Colloquium: Olivier Guyon

    Thursday, September 29, 2016 - 3:30pm - 5:00pm
    Meinel 307

    The Search for Life around Nearby Stars: from Remote Sensing to Interstellar Travel


    A significant fraction of stars are now believed to host rocky planets in their habitable zone, offering excellent opportunities for life to appear. The nearest star to our solar system (Proxima Cen) does have such a planet, and our immediate stellar neighborhood probably hosts about a dozen potentially habitable planets.Detailed characterization of these nearby planets will soon be possible through high contrast imaging and spectrocopy (measuring atmospheric composition), radial velocity and astrometry (masses, orbits). These techniques are rapidly advancing, and will be deployed on large ground-based telescopes as well as space telescopes.In a more distant future, probes could be sent to the nearest habitable planets for detailed high resolution imaging. This challenging goal will be explored by the Starshot initative led by the Breakthrough foundation. The current concept relies on a high power Earth-based laser to accelerate a lightweight sail to achieve the required acceleration.
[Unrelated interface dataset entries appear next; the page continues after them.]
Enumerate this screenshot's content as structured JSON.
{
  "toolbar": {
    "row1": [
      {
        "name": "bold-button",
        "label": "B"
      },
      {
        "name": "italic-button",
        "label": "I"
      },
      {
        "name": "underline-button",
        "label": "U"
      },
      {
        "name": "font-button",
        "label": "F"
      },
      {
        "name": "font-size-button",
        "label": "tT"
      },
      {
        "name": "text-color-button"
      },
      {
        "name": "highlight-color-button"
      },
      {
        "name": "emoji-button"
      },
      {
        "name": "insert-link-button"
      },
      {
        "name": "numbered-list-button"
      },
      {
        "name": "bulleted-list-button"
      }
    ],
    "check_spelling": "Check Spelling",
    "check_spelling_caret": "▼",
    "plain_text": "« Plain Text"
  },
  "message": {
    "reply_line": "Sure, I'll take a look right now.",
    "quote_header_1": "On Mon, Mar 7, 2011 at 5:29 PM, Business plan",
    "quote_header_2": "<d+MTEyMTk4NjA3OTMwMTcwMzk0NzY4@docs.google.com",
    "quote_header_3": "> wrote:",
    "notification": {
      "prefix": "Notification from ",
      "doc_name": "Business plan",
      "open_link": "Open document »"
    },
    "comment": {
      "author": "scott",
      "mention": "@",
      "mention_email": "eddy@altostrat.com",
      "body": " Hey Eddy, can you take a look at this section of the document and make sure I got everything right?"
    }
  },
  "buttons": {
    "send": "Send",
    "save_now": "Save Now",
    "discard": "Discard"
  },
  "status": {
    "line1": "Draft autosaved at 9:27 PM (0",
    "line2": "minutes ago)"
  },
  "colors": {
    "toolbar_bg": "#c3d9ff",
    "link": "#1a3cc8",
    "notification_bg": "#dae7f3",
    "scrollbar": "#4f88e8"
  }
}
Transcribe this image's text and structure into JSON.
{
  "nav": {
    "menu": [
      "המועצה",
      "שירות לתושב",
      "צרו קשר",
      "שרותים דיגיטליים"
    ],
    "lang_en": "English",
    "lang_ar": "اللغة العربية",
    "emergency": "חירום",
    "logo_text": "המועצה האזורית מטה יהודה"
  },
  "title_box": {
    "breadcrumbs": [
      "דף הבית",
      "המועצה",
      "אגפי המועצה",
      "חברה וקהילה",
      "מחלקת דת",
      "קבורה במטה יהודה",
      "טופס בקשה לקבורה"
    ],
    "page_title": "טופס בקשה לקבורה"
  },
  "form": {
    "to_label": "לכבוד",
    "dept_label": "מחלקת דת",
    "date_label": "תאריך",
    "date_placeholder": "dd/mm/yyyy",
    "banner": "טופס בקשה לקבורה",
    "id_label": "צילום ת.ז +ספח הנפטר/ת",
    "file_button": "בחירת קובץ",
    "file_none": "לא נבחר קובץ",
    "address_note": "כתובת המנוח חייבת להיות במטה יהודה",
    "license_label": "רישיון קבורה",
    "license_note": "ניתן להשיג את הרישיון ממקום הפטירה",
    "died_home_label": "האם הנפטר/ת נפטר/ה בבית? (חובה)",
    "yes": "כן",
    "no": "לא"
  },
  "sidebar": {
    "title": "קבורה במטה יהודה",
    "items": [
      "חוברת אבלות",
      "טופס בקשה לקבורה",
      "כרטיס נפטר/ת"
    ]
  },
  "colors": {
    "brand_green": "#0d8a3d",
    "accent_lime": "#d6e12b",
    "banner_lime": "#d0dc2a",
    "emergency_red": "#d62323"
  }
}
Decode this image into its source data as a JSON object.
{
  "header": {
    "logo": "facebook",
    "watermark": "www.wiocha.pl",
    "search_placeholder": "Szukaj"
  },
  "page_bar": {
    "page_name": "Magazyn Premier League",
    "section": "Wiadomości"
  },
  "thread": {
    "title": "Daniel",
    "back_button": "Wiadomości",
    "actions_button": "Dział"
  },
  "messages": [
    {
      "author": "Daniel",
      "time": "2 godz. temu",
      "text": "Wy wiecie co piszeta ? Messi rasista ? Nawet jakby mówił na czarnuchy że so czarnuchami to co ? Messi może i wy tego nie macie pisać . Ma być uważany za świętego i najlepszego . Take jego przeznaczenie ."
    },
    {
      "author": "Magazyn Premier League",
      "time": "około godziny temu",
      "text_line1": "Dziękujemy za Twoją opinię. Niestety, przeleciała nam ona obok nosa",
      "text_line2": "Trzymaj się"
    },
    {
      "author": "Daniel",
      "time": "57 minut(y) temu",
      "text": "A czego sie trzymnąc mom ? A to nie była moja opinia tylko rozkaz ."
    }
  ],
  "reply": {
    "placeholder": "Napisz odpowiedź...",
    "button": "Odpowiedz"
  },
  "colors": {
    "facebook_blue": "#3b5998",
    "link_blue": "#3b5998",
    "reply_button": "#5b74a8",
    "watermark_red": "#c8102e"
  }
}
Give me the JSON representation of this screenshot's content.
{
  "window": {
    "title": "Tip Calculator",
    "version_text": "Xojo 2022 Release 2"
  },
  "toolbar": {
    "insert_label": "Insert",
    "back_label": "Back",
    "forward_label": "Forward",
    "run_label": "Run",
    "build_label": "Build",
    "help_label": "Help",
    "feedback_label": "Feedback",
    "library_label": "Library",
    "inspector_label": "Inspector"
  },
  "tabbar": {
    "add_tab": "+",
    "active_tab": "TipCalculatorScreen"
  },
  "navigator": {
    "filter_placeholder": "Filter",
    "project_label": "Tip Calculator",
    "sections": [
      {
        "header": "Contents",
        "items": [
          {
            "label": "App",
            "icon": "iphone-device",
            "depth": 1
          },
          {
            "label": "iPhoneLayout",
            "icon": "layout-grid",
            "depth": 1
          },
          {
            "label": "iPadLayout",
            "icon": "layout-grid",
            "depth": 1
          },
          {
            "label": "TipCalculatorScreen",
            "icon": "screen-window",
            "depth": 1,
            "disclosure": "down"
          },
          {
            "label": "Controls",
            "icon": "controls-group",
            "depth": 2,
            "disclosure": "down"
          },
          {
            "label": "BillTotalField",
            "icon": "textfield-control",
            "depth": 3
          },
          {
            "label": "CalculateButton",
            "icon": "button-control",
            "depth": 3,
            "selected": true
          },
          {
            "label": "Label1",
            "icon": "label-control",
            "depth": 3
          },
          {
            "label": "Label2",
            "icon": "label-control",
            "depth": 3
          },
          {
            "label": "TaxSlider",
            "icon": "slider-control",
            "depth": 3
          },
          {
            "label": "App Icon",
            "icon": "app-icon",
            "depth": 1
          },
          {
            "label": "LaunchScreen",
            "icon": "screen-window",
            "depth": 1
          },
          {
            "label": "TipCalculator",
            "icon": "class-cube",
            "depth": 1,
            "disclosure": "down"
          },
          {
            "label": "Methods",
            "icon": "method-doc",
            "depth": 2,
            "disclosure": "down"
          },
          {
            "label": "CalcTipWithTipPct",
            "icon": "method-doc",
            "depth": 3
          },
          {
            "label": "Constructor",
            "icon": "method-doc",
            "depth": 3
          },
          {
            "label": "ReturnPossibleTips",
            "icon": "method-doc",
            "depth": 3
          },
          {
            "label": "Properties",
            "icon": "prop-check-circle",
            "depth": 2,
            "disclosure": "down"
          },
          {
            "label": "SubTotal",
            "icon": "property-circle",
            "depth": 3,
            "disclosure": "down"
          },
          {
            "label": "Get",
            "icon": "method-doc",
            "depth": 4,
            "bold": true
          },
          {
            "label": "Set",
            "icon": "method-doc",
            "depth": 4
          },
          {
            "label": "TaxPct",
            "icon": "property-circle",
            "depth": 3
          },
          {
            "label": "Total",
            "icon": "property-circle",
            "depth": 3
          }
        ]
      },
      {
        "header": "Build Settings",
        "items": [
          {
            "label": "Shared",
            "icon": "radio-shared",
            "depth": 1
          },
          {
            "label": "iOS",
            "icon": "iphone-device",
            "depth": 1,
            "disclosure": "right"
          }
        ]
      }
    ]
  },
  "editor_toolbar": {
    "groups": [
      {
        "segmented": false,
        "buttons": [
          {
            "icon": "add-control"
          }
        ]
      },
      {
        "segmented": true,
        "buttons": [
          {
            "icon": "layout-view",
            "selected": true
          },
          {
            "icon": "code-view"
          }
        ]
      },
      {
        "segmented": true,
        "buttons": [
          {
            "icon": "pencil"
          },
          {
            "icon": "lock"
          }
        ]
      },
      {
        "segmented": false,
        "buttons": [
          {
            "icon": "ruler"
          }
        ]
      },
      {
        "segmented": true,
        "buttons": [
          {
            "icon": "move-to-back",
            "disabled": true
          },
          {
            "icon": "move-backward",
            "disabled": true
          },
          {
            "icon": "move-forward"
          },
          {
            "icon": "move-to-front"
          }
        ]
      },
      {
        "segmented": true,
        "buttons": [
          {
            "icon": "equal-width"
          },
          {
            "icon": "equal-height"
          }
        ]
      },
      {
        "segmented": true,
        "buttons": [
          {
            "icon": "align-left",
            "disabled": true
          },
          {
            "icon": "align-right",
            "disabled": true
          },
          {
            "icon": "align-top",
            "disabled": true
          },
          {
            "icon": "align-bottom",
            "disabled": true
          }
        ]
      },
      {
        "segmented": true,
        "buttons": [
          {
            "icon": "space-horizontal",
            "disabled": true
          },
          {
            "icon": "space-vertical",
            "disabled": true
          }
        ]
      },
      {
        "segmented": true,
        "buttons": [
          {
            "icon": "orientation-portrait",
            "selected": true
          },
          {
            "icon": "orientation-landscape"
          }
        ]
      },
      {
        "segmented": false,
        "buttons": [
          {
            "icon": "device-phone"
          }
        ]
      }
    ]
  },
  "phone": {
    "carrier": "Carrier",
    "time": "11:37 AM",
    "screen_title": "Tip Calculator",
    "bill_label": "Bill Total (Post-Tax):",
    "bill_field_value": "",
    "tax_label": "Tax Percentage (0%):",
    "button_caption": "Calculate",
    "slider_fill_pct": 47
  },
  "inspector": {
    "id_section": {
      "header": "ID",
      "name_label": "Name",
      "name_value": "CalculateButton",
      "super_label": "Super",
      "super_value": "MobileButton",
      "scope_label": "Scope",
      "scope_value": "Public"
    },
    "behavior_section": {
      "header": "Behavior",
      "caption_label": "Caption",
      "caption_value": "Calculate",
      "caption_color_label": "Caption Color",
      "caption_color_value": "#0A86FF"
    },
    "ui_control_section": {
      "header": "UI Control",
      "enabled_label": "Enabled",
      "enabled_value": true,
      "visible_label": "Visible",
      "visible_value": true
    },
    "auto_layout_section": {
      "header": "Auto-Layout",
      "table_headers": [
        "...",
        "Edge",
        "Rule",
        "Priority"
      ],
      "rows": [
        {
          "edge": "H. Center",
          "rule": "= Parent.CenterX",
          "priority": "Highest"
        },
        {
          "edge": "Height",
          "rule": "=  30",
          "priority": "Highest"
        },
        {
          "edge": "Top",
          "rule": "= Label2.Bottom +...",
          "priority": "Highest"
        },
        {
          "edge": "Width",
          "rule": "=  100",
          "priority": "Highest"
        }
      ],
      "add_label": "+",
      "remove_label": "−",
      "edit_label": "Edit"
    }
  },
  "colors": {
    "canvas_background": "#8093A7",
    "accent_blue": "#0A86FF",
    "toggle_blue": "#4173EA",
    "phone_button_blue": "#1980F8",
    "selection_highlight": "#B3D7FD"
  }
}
    Speaker Bio(s): 

    Olivier Guyon (University of Arizona & Subaru Telescope) is an expert in exoplanet imaging techniques (coronagraphy, adaptive optics). He leads the Subaru Coronagraphic Extreme-AO (SCExAO) instrument and designs coronagraph systems for future space-based exoplanet imaging missions. He received the US Presidential Early Career Award for Scientists and Engineers and the MacArthur fellowship for his innovative contributions to astronomical optics. He is also an avid amateur astronomer and citizen science enthusiast, and founded PANOPTES (Panoptic Astronomical Networked OPtical observatory for Transiting Exoplanet Survey), a citizen science project aimed at building low cost robotic telescopes that can be used to detect transiting exoplanets.